The authors bridge the hitherto separate literatures pertaining to subsidiary mandates and subnational dimensions of foreign location choice by investigating the fine-grained roles and ownership structures from a supranational as well as subnational perspective.
The first part of Volume 24 contains our annual feature from a leading scholar. Professor Stephen Kobrin was the recipient of the 2010 Booz & Co./strategy+business Eminent Scholar in International Management Award, given by the International Management Division of the Academy of Management, and in his acceptance speech gives us his view on the evolution of the nation state and global governance. This is a particularly salient introduction to this volume as Professor Kobrin's work very neatly addresses the question of what is the role of location when political power is now spanning traditional locational boundaries. Jonathan Doh and Ruth Aguilera provide commentaries that integrate Kobrin's work with that of stakeholder theory and transnational governance.
The purpose of this paper is to model and test the dynamics of home-regional and global penetration by multi-national enterprises (MNEs).
Drawing on international business (IB) theory, the authors model MNEs adjusting their home-regional and global market presence over time. The authors test the resulting hypotheses using sales data from a sample of 220 of the world’s largest MNEs over the period 1995-2005. The authors focus specifically on the relationship between levels of market penetration inside and outside the home region and rates of change in each domain.
The authors demonstrate that MNEs do penetrate both home-regional and global markets, often simultaneously, and that penetration levels often oscillate within an MNE over time. The authors show firms’ rates of regional and global expansion to be affected by their existing regional and global penetration, as well as their interplay. Finally, the authors identify differences in the steady states at which firms stabilize their penetration levels in the home-regional and the global space. The findings broadly confirm the MNE as an interdependent portfolio with important regional demarcations.
The authors identify complex interdependencies between home-regional and global penetration and growth, paving the way for further studies of the impact of regions on MNE expansion.
As the chapters in this volume emphasize, the access to local resources in a given host country is not a free-for-all. Although the LOF has traditionally been understood…
As the chapters in this volume emphasize, the access to local resources in a given host country is not a free-for-all. Although the LOF has traditionally been understood as a phenomenon related to firms' performance in local markets, implicitly evoking a market-seeking motivation for entry, it applies equally well to strategic asset seeking (Dunning, 1993). Hence, foreign firms might suffer from discrimination and uncertainty relative to incumbent firms also in their attempts to get access to local resources such as labor and knowledge. The first chapter in this second section, by Nachum (‘Home-based Advantages and a Hierarchy of Location Resources: Foreign and Local Firms Dependency on Location Resources’), demonstrates these points and estimates a hierarchy of resources that differ in their degree of accessibility to foreign firms and fungibility within internal MNE networks. If the LOF thus inhibits MNEs' attempts to use LSA as a source of local competitiveness, we might assume a relationship of the form LSAM = LSA0(1 − e LOF), where e 0 captures, for lack of a better term, the local ‘resource embeddedness’, i.e. the extent to which local incumbents have an unfair advantage in sourcing LSA. These local firms, in contrast, do not suffer a penalty like the MNEs do and can freely access the local resources, so that LSAL = LSA0.

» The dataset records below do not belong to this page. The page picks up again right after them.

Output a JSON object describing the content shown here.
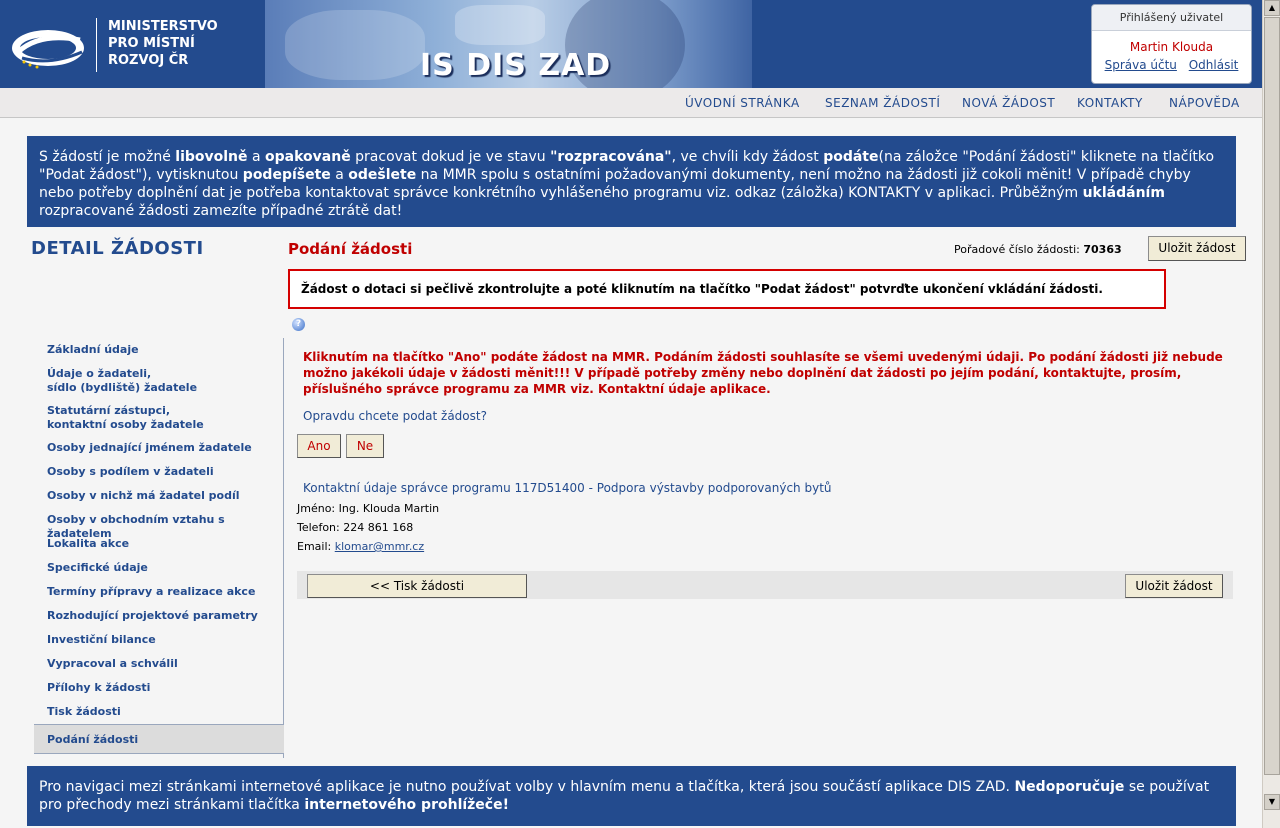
{
  "header": {
    "ministry_line1": "MINISTERSTVO",
    "ministry_line2": "PRO MÍSTNÍ",
    "ministry_line3": "ROZVOJ ČR",
    "app_title": "IS DIS ZAD"
  },
  "user_box": {
    "heading": "Přihlášený uživatel",
    "name": "Martin Klouda",
    "account_link": "Správa účtu",
    "logout_link": "Odhlásit"
  },
  "nav": {
    "home": "ÚVODNÍ STRÁNKA",
    "list": "SEZNAM ŽÁDOSTÍ",
    "new": "NOVÁ ŽÁDOST",
    "contacts": "KONTAKTY",
    "help": "NÁPOVĚDA"
  },
  "top_info": {
    "p1": "S žádostí je možné ",
    "b1": "libovolně",
    "p2": " a ",
    "b2": "opakovaně",
    "p3": " pracovat dokud je ve stavu ",
    "b3": "\"rozpracována\"",
    "p4": ", ve chvíli kdy žádost ",
    "b4": "podáte",
    "p5": "(na záložce \"Podání žádosti\" kliknete na tlačítko \"Podat žádost\"), vytisknutou ",
    "b5": "podepíšete",
    "p6": " a ",
    "b6": "odešlete",
    "p7": " na MMR spolu s ostatními požadovanými dokumenty, není možno na žádosti již cokoli měnit! V případě chyby nebo potřeby doplnění dat je potřeba kontaktovat správce konkrétního vyhlášeného programu viz. odkaz (záložka) KONTAKTY v aplikaci. Průběžným ",
    "b7": "ukládáním",
    "p8": " rozpracované žádosti zamezíte případné ztrátě dat!"
  },
  "sidebar": {
    "title": "DETAIL ŽÁDOSTI",
    "items": [
      "Základní údaje",
      "Údaje o žadateli,",
      "sídlo (bydliště) žadatele",
      "Statutární zástupci,",
      "kontaktní osoby žadatele",
      "Osoby jednající jménem žadatele",
      "Osoby s podílem v žadateli",
      "Osoby v nichž má žadatel podíl",
      "Osoby v obchodním vztahu s žadatelem",
      "Lokalita akce",
      "Specifické údaje",
      "Termíny přípravy a realizace akce",
      "Rozhodující projektové parametry",
      "Investiční bilance",
      "Vypracoval a schválil",
      "Přílohy k žádosti",
      "Tisk žádosti"
    ],
    "active": "Podání žádosti"
  },
  "main": {
    "heading": "Podání žádosti",
    "order_label": "Pořadové číslo žádosti:",
    "order_number": "70363",
    "save_label": "Uložit žádost",
    "warning": "Žádost o dotaci si pečlivě zkontrolujte a poté kliknutím na tlačítko \"Podat žádost\" potvrďte ukončení vkládání žádosti.",
    "help_glyph": "?",
    "confirm_text": "Kliknutím na tlačítko \"Ano\" podáte žádost na MMR. Podáním žádosti souhlasíte se všemi uvedenými údaji. Po podání žádosti již nebude možno jakékoli údaje v žádosti měnit!!! V případě potřeby změny nebo doplnění dat žádosti po jejím podání, kontaktujte, prosím, příslušného správce programu za MMR viz. Kontaktní údaje aplikace.",
    "question": "Opravdu chcete podat žádost?",
    "yes_label": "Ano",
    "no_label": "Ne",
    "contact_heading": "Kontaktní údaje správce programu 117D51400 - Podpora výstavby podporovaných bytů",
    "contact_name": "Jméno: Ing. Klouda Martin",
    "contact_phone": "Telefon: 224 861 168",
    "contact_email_label": "Email: ",
    "contact_email": "klomar@mmr.cz",
    "print_label": "<<  Tisk žádosti"
  },
  "bottom_info": {
    "p1": "Pro navigaci mezi stránkami internetové aplikace je nutno používat volby v hlavním menu a tlačítka, která jsou součástí aplikace DIS ZAD. ",
    "b1": "Nedoporučuje",
    "p2": " se používat pro přechody mezi stránkami tlačítka ",
    "b2": "internetového prohlížeče!",
    "p3": "."
  },
  "colors": {
    "brand_blue": "#234b8e",
    "alert_red": "#c00000",
    "button_beige": "#f1ecd7"
  }
}
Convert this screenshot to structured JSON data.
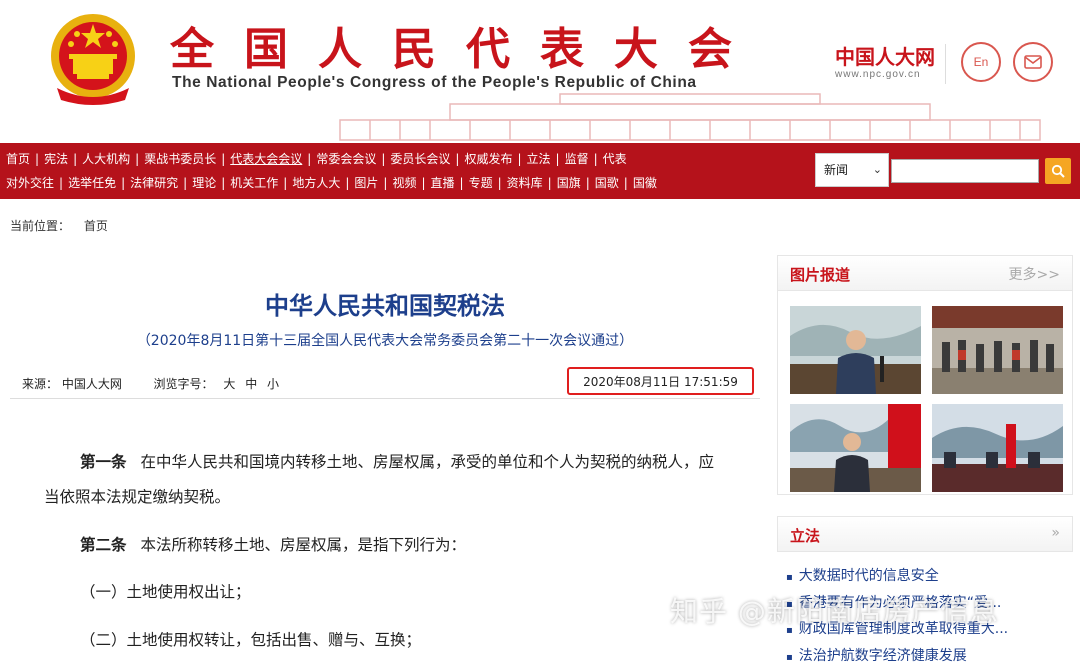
{
  "header": {
    "title_cn": "全国人民代表大会",
    "title_en": "The National People's Congress of the People's Republic of China",
    "logo_cn": "中国人大网",
    "logo_url": "www.npc.gov.cn",
    "en_label": "En"
  },
  "nav": {
    "row1": [
      "首页",
      "宪法",
      "人大机构",
      "栗战书委员长",
      "代表大会会议",
      "常委会会议",
      "委员长会议",
      "权威发布",
      "立法",
      "监督",
      "代表"
    ],
    "row2": [
      "对外交往",
      "选举任免",
      "法律研究",
      "理论",
      "机关工作",
      "地方人大",
      "图片",
      "视频",
      "直播",
      "专题",
      "资料库",
      "国旗",
      "国歌",
      "国徽"
    ],
    "active": "代表大会会议"
  },
  "search": {
    "selected": "新闻",
    "placeholder": ""
  },
  "breadcrumb": {
    "label": "当前位置：",
    "home": "首页"
  },
  "article": {
    "title": "中华人民共和国契税法",
    "subtitle": "（2020年8月11日第十三届全国人民代表大会常务委员会第二十一次会议通过）",
    "source_label": "来源：",
    "source": "中国人大网",
    "fontsize_label": "浏览字号：",
    "fontsize_large": "大",
    "fontsize_medium": "中",
    "fontsize_small": "小",
    "datetime": "2020年08月11日 17:51:59",
    "p1_lead": "第一条",
    "p1_text": "在中华人民共和国境内转移土地、房屋权属，承受的单位和个人为契税的纳税人，应当依照本法规定缴纳契税。",
    "p2_lead": "第二条",
    "p2_text": "本法所称转移土地、房屋权属，是指下列行为：",
    "p3_text": "（一）土地使用权出让；",
    "p4_text": "（二）土地使用权转让，包括出售、赠与、互换；"
  },
  "sidebar": {
    "photo_title": "图片报道",
    "photo_more": "更多>>",
    "law_title": "立法",
    "law_more": "»",
    "news": [
      "大数据时代的信息安全",
      "香港要有作为必须严格落实“爱...",
      "财政国库管理制度改革取得重大...",
      "法治护航数字经济健康发展"
    ]
  },
  "watermark": "知乎 @新阳南店房产信息",
  "colors": {
    "brand_red": "#c8141b",
    "nav_red": "#b5121b",
    "link_blue": "#1d3f8c",
    "highlight_box": "#e01e1e",
    "search_button": "#f5a623"
  }
}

The Booz & Co./strategy+business Eminent Scholar in International Management is an annual award given by the International Management Division of the Academy of Management…

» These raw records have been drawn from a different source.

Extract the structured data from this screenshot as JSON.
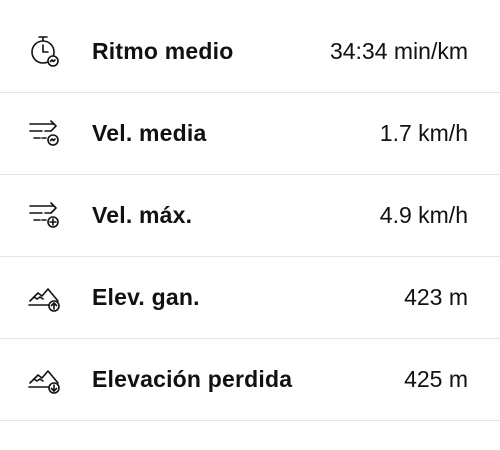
{
  "stats": [
    {
      "icon": "stopwatch-pace-icon",
      "label": "Ritmo medio",
      "value": "34:34 min/km"
    },
    {
      "icon": "speed-average-icon",
      "label": "Vel. media",
      "value": "1.7 km/h"
    },
    {
      "icon": "speed-max-icon",
      "label": "Vel. máx.",
      "value": "4.9 km/h"
    },
    {
      "icon": "elevation-gain-icon",
      "label": "Elev. gan.",
      "value": "423 m"
    },
    {
      "icon": "elevation-loss-icon",
      "label": "Elevación perdida",
      "value": "425 m"
    }
  ]
}
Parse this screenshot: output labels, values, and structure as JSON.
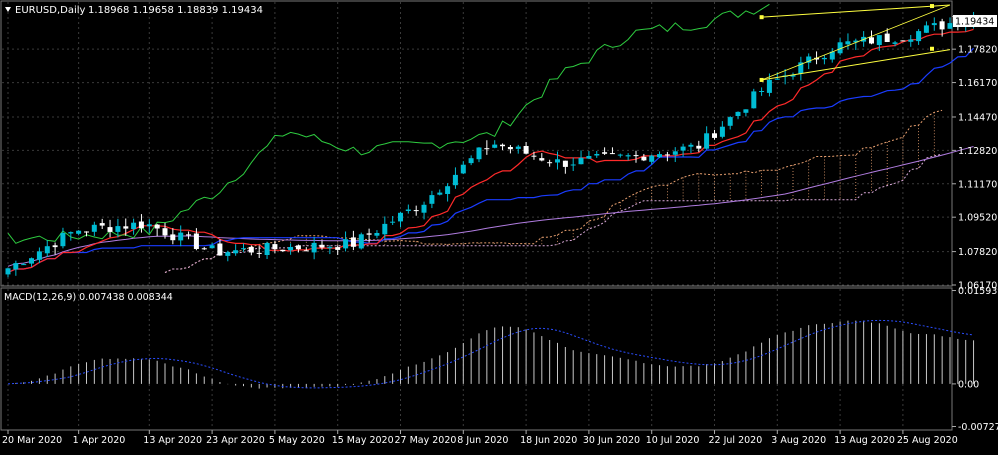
{
  "header": {
    "symbol": "EURUSD,Daily",
    "ohlc": "1.18968 1.19658 1.18839 1.19434"
  },
  "price_panel": {
    "current_price_label": "1.19434",
    "y_ticks": [
      "1.19434",
      "1.17820",
      "1.16170",
      "1.14470",
      "1.12820",
      "1.11170",
      "1.09520",
      "1.07820",
      "1.06170"
    ],
    "y_tick_values": [
      1.19434,
      1.1782,
      1.1617,
      1.1447,
      1.1282,
      1.1117,
      1.0952,
      1.0782,
      1.0617
    ],
    "ylim": [
      1.0617,
      1.2015
    ]
  },
  "macd_panel": {
    "label": "MACD(12,26,9) 0.007438 0.008344",
    "y_ticks": [
      "0.015939",
      "0.00",
      "-0.007271"
    ],
    "y_tick_values": [
      0.015939,
      0.0,
      -0.007271
    ],
    "ylim": [
      -0.0077,
      0.0162
    ]
  },
  "x_axis": {
    "tick_labels": [
      "20 Mar 2020",
      "1 Apr 2020",
      "13 Apr 2020",
      "23 Apr 2020",
      "5 May 2020",
      "15 May 2020",
      "27 May 2020",
      "8 Jun 2020",
      "18 Jun 2020",
      "30 Jun 2020",
      "10 Jul 2020",
      "22 Jul 2020",
      "3 Aug 2020",
      "13 Aug 2020",
      "25 Aug 2020"
    ],
    "tick_bar_index": [
      0,
      9,
      18,
      26,
      34,
      42,
      50,
      58,
      66,
      74,
      82,
      90,
      98,
      106,
      114
    ]
  },
  "colors": {
    "background": "#000000",
    "grid": "#3a3a3a",
    "axis_text": "#ffffff",
    "bull_candle": "#00bcd4",
    "bear_candle": "#ffffff",
    "tenkan": "#ff2a2a",
    "kijun": "#1a3cff",
    "chikou": "#2ecc40",
    "senkou_a": "#e8a070",
    "senkou_b": "#d9a9d9",
    "ma": "#b07ce0",
    "channel": "#ffff40",
    "macd_hist": "#c8c8c8",
    "macd_signal": "#2a4dff"
  },
  "chart_data": [
    {
      "type": "candlestick",
      "name": "EURUSD,Daily",
      "x": [
        "2020-03-20",
        "2020-04-01",
        "2020-04-13",
        "2020-04-23",
        "2020-05-05",
        "2020-05-15",
        "2020-05-27",
        "2020-06-08",
        "2020-06-18",
        "2020-06-30",
        "2020-07-10",
        "2020-07-22",
        "2020-08-03",
        "2020-08-13",
        "2020-08-25"
      ],
      "close_anchors": [
        1.07,
        1.089,
        1.092,
        1.078,
        1.08,
        1.082,
        1.102,
        1.132,
        1.122,
        1.125,
        1.13,
        1.16,
        1.18,
        1.185,
        1.1943
      ],
      "last_ohlc": [
        1.18968,
        1.19658,
        1.18839,
        1.19434
      ],
      "channel": {
        "upper": [
          [
            1.194,
            1.2
          ]
        ],
        "lower": [
          [
            1.163,
            1.178
          ]
        ]
      }
    },
    {
      "type": "bar",
      "name": "MACD(12,26,9)",
      "last_main": 0.007438,
      "last_signal": 0.008344,
      "ylim": [
        -0.007271,
        0.015939
      ]
    }
  ]
}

The Booz & Co./strategy+business Eminent Scholar in International Management is an annual award given by the International Management Division of the Academy of Management and sponsored by Booz & Co./strategy+business.